DK: Jungle Climber Review
Posted by Stuart Reddick
You spin me right round baby right round...
It's time to spin, swing, and fling yourself into adventure with DK: Jungle Climber! Using the game’s simple controls, players take control of Donkey Kong and Diddy Kong as they journey throughout the land trying to assist a talking banana known as Xananab. For you see, the evil King K. Rool stole five Crystal Bananas belonging to Xananab. After Donkey Kong shot down Xananab’s banana ship, Donkey Kong agreed to assist him in finding the five Crystal Bananas that King K. Rool stole. Ok, that's the plot out of way - what's the game actually like?
Like its predecessor DK: King of Swing, Jungle Climber uses mostly the L and R buttons. By pressing and releasing both buttons simultaneously, DK will jump. By pressing the A button, DK will jump and attack enemies. If you have Diddy Kong, you can press A again to launch Diddy Kong into the air so that he can retrieve items that Donkey Kong can’t.
At the beginning of the game, Cranky Kong will give you a rundown on how the game works. After viewing the concept on the top screen, Cranky applies what you have learned in a short minigame. By completing the minigame, Cranky moves on to teach you another technique. After getting explained the basics of the game to you, you can embark on your adventure. Throughout the game, Cranky will appear and teach you advanced techniques as well as share valuable information about stages and items.
In each level, there are several things you can collect. For starters, there are four letters; K, O, N, G. The letters are found in the order listed and once you find all four letters, something special will happen. In addition to this, there are Banana Medals as well as some other things. As usual, there are bananas to collect and by collecting one hundred bananas, you gain a 1-up.

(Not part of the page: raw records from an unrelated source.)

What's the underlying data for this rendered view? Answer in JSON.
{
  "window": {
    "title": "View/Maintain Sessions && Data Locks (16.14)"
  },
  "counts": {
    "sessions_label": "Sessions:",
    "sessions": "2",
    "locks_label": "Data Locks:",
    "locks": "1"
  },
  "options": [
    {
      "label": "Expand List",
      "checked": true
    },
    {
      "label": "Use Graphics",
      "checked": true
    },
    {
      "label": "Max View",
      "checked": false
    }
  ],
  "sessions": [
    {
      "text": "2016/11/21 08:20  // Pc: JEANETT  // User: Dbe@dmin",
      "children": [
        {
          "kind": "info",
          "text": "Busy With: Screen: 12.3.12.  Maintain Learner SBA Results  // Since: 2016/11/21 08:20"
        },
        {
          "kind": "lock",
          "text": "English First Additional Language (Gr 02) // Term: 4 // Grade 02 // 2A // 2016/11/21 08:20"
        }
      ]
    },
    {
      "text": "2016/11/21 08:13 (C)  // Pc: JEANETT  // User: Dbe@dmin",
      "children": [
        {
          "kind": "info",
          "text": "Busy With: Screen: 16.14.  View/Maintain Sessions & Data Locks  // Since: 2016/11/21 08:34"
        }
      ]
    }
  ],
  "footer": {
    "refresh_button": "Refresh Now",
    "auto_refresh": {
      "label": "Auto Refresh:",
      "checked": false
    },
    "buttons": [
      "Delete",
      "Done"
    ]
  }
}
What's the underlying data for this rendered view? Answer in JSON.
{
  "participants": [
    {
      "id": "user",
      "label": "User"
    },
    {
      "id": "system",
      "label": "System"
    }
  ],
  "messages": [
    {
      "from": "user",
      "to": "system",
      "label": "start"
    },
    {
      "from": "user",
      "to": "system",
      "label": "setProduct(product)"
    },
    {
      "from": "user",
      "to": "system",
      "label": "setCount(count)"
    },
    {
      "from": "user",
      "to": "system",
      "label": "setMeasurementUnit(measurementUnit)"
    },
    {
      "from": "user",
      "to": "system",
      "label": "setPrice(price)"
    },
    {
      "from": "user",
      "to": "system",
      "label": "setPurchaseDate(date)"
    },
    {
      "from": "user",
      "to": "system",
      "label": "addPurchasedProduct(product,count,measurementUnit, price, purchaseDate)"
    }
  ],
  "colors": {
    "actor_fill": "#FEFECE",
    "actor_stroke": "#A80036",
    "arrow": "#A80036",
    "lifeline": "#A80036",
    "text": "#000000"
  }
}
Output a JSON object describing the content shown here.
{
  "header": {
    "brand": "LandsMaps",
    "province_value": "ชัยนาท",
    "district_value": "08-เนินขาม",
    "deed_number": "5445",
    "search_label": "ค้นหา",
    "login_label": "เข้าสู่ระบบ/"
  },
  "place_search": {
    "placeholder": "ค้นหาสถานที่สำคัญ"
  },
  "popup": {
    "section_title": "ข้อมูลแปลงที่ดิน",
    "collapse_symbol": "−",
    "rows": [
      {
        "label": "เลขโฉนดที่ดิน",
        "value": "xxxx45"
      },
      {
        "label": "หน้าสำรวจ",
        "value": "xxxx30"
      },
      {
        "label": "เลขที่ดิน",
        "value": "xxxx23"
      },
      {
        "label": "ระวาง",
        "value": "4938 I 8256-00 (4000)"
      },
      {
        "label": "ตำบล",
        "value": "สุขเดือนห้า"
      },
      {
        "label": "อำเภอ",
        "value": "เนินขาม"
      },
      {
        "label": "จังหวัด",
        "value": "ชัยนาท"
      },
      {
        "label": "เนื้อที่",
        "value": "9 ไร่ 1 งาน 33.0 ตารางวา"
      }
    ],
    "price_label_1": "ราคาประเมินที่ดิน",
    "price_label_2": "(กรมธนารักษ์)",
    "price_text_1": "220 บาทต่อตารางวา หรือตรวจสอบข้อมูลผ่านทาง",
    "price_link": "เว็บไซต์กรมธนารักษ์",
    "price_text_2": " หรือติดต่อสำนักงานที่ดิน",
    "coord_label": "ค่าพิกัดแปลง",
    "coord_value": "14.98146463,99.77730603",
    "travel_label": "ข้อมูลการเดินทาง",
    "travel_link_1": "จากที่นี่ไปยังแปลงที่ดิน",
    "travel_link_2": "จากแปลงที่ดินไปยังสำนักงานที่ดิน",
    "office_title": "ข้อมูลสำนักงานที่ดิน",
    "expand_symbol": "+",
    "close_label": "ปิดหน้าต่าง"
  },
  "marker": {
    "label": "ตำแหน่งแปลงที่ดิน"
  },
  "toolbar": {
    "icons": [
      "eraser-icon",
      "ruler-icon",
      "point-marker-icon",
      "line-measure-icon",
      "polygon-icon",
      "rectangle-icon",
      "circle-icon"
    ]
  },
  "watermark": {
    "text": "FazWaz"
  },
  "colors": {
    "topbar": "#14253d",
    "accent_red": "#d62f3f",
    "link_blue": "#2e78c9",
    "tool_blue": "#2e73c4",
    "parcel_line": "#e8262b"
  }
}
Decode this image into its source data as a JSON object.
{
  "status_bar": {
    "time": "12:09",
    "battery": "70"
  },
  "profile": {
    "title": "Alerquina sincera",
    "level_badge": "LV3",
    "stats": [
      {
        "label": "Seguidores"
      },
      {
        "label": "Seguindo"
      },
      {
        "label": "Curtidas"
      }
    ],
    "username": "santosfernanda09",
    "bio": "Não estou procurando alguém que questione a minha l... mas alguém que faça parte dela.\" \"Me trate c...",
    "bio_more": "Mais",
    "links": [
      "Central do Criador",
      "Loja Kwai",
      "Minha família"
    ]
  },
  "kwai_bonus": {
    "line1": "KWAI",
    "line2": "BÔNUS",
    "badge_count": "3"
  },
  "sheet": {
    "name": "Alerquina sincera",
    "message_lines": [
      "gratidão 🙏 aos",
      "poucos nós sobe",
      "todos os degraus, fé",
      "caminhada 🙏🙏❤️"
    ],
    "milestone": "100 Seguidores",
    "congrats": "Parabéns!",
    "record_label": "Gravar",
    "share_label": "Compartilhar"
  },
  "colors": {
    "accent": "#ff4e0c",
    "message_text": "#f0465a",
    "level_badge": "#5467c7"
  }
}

In Jungle Climber there are pegs that you must grab unto. To grab onto a peg, press the L or R button. The L button will make Donkey Kong grab unto to a peg to the left of him, while the R button will make him grab unto a peg right of him. By grabbing unto a peg, Donkey Kong will spin until you release the L or R button. Once you let go, Donkey Kong goes in the direction that he stopped spinning in. While he jumps, you can grab unto another peg by pressing the L or R button. If you are spinning you can press the opposite button (Press the L button if your holding the R button and vice versa) to grab unto another peg and stop spinning. When you are not spinning, you can attack and launch Diddy Kong but when you are, you can’t launch him.
Besides grabbing unto pegs, there are also flowers you can grab. By attaching yourself unto one, you’ll be flung to another part of the stage. In addition to this, there are also boulders you can grab. If you grab unto the right part of a boulder, the boulder moves right. While the boulder is moving, you have to concentrate on staying on the right side of the boulder. If you happen to end up on the left side, the boulder will halt. If you continue to stay on the left side of the boulder, the boulder starts moving to the left.
In each stage, there are Bonus Barrels that you can jump in. Jumping in will blast you off to play a minigame. Besides Bonus Barrels, there are also barrels that will just simply send you to another part of the stage. In one way, DK: Jungle Climber is very similar to the Donkey Kong Country series, but in another, it’s very different. There were bananas scattered across each stage, letters to collect as well as barrels to blast off in. In Jungle Climber, you have pegs to grab unto, whereas in the Donkey Kong Country series, you never had that, but you did however have ropes to climb.
Occasionally you will engage in conversations with other characters. While the dialogue is decent, what really impressed me were the character models. Each character is very well done and they look like they came out of a Nintendo Gamecube game. The backgrounds are 2-D, unfortunately, which is why we came away a little disappointed with the graphics.
The sound in Jungle Climber is pretty decent but it’s definitely not something of high caliber. Essentially the music is a little like that of the Donkey Kong Country games, which is a good thing. It is usually very joyful and upbeat but it can get a little repetitive. We personally loved the music but I would have liked to hear a little more variety.
In addition to the single player adventure, there is also a multiplayer mode for you to play. Thankfully it’s a single card multiplayer mode and up to four players can play together using just one copy of Jungle Climber. Though the multiplayer mode is nowhere near as good as the single player mode, it may still be worth checking out for some people.
Our biggest complaint with Jungle Climber is the difficulty. The game starts off really easy and gets hard really fast. The first couple of levels don’t even have any enemies to kill you. However once you reach the second world, there are a lot of enemies which can get a little frustrating. Speaking of worlds and levels, the level design is great. One minute you are in a cave and the next you are under the sea. Each level and world is really unique in my opinion and it’s really hard to find a game where each level and world is unique these days.
Overall, Jungle Climber is definitely one of the most unique Nintendo DS games available. Though it doesn’t use the touchscreen at all, the game still feels a lot like a Nintendo DS game. The graphics are fabulous, the music is decent, and even the controls are good. Our only major complaint with Jungle Climber is that the game starts off a little too easy and then it gets really difficult. Other then that, Jungle Climber is a decent addition to anyone’s Nintendo DS collection.